Hollywood Notebook is an interesting follow-up to Excavation: a series of modified journal entries that were originally published as blog posts. WhereHollywood Notebook is an interesting follow-up to Excavation: a series of modified journal entries that were originally published as blog posts. Whereas Excavation feels like the revelation of old secrets, Hollywood Notebook revels (and sometimes recriminates) in the life of an artist finding her way in the world. Although Ortiz is an L.A. native, I suspect that those who came to California to pursue his or her passion (as I did) will find passages that strike a familiar chord. Again and again I was reminded of my first L.A. apartment in North Hollywood and participation in the local literary scene. (Eagles Coffee Pub anyone?) ...more
First time I ever got choked up while reading a menu. This is a smart, irreverent and abrasive powder keg of a book. As sharp and tender as Jennifer EFirst time I ever got choked up while reading a menu. This is a smart, irreverent and abrasive powder keg of a book. As sharp and tender as Jennifer Egan's A Visit from the Goon Squad. I loved it. ...more
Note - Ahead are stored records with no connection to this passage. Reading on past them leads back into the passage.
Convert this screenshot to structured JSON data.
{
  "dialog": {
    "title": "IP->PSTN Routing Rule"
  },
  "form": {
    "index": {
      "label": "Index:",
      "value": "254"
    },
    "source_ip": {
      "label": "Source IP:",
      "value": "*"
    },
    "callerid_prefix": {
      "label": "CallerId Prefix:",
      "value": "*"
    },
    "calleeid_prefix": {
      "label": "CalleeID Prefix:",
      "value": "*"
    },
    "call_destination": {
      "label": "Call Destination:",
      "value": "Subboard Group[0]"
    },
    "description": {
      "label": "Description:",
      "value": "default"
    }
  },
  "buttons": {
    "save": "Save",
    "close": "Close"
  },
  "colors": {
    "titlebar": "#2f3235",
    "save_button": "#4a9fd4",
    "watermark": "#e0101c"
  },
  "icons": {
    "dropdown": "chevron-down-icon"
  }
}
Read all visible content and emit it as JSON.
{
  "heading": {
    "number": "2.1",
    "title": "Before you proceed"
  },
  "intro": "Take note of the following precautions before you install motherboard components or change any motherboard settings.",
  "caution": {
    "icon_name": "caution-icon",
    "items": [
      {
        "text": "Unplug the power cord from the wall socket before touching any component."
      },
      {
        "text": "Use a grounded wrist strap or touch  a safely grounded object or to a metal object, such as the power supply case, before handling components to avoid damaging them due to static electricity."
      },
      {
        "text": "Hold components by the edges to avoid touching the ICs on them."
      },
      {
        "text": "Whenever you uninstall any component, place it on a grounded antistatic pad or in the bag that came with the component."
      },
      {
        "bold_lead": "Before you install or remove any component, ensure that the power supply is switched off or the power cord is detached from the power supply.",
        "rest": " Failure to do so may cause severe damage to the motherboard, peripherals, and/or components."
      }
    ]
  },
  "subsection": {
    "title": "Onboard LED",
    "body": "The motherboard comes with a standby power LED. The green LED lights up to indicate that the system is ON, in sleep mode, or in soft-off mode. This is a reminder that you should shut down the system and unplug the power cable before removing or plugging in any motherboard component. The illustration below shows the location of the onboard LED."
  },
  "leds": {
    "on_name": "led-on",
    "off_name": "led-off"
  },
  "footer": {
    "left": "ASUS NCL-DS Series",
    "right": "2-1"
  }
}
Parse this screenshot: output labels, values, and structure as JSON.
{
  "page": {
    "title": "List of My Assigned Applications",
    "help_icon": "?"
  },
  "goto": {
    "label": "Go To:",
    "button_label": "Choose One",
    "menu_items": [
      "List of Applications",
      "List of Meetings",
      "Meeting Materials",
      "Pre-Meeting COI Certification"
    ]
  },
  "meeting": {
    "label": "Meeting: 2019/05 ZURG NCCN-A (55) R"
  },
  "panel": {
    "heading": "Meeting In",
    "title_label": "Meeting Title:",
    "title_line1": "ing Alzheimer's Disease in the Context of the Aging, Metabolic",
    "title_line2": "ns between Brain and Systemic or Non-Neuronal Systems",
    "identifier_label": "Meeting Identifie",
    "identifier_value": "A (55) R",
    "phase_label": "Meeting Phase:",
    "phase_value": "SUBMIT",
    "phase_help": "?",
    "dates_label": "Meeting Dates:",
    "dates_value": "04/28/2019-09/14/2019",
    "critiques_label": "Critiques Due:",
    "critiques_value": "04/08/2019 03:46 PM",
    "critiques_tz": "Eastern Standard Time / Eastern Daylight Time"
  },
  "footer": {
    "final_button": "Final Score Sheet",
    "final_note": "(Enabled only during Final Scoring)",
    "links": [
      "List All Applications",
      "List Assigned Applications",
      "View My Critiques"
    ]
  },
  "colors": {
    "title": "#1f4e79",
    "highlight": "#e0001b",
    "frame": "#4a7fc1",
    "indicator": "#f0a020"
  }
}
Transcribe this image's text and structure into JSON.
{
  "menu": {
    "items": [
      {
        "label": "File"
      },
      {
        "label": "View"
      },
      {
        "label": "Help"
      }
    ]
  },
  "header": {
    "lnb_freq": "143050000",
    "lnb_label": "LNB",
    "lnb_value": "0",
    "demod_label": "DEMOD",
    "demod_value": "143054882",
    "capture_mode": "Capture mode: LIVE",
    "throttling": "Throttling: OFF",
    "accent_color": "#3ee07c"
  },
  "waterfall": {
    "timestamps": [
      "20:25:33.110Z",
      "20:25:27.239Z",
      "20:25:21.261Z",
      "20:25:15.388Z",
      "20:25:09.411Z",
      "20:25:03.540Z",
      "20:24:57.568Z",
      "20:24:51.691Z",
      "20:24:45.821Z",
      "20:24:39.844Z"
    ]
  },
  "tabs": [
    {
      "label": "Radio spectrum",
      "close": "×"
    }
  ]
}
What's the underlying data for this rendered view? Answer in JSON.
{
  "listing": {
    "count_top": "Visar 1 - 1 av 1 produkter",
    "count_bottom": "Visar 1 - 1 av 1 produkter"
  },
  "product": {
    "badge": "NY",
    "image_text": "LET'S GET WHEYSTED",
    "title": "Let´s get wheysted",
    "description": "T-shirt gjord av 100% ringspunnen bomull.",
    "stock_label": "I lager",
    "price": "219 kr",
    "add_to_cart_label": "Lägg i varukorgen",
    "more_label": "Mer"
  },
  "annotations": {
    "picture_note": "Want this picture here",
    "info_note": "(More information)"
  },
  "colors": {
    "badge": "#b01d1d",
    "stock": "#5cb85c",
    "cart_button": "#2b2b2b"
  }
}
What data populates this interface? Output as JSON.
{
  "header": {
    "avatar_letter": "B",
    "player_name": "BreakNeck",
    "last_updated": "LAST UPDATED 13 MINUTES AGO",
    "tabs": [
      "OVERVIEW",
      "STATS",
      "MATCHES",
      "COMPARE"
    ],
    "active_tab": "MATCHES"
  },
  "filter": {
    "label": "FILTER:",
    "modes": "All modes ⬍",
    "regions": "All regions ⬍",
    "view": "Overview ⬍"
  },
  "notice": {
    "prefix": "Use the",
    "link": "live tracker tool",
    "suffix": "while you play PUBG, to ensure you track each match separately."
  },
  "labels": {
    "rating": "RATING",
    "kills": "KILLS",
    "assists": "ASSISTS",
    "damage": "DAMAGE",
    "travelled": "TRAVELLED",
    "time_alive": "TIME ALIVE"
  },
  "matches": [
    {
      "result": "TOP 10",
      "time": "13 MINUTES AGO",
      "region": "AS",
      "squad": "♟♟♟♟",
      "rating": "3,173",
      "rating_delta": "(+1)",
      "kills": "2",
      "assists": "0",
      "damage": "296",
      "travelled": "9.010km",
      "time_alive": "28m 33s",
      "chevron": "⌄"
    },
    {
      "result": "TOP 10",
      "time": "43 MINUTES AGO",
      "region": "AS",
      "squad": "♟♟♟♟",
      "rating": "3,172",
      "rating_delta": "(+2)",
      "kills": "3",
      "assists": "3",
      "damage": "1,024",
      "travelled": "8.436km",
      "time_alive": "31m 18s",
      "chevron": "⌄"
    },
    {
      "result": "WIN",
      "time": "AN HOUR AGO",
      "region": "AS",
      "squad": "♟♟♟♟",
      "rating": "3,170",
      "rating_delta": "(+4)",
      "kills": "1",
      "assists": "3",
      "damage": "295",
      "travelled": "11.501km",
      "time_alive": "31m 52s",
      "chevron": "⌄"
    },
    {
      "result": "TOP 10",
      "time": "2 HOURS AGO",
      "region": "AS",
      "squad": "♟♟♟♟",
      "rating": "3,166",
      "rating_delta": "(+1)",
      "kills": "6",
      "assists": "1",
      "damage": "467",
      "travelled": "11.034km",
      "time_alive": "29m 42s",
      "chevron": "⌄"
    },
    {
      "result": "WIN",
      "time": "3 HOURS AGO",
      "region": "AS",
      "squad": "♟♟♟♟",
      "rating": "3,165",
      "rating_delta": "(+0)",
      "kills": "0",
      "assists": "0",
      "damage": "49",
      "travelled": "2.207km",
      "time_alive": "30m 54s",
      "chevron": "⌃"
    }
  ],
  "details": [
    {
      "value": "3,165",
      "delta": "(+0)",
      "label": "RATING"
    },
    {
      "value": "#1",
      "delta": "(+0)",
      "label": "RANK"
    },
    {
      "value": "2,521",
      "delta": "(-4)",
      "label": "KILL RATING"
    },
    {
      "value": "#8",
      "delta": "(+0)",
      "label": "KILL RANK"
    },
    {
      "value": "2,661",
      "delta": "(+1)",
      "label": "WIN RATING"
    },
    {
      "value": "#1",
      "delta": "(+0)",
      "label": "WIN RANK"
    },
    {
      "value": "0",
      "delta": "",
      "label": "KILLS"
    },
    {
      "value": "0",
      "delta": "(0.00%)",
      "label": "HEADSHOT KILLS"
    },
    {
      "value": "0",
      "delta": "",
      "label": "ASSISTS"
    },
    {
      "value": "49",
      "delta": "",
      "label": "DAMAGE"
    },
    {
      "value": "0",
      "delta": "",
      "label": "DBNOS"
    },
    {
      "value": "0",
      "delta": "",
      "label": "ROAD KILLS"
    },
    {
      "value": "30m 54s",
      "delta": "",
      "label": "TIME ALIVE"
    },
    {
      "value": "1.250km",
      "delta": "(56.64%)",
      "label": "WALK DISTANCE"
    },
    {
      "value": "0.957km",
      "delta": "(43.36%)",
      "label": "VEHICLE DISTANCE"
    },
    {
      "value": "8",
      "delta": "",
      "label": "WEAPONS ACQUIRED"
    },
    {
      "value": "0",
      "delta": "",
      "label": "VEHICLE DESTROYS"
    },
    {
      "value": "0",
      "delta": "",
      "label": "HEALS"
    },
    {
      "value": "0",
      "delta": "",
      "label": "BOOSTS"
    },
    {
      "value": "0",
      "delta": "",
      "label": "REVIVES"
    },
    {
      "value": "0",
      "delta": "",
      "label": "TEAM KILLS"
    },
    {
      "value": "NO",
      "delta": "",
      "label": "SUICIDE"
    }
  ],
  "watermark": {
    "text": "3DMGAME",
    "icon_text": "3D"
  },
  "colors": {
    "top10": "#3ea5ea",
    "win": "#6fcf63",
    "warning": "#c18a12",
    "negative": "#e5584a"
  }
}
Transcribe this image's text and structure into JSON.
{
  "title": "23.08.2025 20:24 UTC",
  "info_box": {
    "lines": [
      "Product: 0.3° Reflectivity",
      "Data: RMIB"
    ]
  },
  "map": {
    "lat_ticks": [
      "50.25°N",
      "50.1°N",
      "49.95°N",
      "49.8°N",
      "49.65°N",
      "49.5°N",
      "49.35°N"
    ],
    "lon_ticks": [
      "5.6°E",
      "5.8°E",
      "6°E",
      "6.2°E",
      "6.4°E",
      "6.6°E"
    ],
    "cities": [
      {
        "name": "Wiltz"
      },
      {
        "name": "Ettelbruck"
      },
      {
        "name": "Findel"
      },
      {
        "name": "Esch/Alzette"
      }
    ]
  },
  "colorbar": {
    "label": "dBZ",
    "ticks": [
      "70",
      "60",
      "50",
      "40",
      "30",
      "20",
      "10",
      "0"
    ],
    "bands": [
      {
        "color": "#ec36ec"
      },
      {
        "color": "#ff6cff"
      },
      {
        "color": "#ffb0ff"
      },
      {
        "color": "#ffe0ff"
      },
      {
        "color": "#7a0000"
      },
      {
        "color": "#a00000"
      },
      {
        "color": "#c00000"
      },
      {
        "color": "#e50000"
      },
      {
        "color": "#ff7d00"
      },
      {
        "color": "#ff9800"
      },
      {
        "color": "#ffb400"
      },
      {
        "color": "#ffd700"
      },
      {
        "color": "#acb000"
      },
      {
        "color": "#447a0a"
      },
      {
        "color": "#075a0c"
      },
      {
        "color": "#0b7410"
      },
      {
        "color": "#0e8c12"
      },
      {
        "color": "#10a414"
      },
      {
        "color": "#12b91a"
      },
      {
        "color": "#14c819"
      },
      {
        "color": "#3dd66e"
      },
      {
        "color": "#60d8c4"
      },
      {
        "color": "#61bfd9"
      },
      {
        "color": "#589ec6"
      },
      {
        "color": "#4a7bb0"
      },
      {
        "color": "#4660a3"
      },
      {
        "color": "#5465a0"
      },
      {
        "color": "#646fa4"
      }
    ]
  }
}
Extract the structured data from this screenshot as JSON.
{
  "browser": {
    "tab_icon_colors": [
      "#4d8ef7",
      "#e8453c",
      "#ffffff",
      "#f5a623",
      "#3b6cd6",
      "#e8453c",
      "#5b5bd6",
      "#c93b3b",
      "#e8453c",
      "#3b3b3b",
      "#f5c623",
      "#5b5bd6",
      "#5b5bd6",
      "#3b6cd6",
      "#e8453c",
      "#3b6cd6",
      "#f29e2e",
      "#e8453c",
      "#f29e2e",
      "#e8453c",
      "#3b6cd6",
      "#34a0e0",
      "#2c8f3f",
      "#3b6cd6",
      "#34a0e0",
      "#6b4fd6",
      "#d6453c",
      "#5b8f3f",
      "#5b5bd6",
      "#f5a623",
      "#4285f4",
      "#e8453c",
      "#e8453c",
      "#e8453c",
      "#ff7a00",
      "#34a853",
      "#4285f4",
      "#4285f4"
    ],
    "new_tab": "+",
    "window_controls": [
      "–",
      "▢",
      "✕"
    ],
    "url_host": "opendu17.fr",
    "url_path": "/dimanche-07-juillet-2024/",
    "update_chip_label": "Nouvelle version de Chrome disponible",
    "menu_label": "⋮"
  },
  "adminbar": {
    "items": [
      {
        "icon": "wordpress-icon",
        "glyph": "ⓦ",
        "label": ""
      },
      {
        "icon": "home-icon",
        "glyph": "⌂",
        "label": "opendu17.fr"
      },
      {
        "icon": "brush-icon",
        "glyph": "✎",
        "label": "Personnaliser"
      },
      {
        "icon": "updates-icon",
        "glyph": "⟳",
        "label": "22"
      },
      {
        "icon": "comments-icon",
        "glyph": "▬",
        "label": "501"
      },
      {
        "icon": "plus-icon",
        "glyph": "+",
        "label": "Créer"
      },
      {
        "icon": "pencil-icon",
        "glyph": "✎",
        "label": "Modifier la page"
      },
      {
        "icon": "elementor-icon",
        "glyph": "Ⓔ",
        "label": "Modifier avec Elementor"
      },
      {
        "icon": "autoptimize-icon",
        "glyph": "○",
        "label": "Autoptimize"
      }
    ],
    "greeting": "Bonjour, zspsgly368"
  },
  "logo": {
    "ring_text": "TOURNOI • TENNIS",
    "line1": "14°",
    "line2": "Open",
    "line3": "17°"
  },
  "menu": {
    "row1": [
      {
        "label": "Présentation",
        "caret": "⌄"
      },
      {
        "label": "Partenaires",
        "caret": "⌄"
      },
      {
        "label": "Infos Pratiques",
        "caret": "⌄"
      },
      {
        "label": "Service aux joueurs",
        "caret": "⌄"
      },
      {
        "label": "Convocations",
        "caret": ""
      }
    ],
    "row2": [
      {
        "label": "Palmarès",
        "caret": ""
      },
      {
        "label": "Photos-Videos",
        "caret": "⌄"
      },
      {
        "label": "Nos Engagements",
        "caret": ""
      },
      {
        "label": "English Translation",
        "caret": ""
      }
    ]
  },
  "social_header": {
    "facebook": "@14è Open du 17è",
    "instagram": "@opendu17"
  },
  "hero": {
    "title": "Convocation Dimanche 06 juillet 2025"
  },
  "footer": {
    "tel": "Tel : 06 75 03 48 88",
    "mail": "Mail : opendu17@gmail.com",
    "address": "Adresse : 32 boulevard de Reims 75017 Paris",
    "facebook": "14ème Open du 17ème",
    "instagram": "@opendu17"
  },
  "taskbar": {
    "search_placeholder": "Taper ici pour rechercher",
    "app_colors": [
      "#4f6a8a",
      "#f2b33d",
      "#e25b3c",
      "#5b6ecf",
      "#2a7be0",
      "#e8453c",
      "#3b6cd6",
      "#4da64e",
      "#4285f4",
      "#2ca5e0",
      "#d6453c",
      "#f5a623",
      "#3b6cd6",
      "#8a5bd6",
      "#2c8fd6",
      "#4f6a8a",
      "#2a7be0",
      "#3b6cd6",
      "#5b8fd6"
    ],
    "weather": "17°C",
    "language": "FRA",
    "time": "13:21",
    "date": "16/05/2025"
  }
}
I read this all in one go late at night in bed with my phone and I think it leaked into my dreams and I woke complicated and exhausted with fourteen eI read this all in one go late at night in bed with my phone and I think it leaked into my dreams and I woke complicated and exhausted with fourteen eyeballs, so I don't recommend this if the firewall in your dream machinery needs upgrading. Also, I finally learned what a picador is. Kind of messed up for a book publishing company to be named after a murder weapon. ...more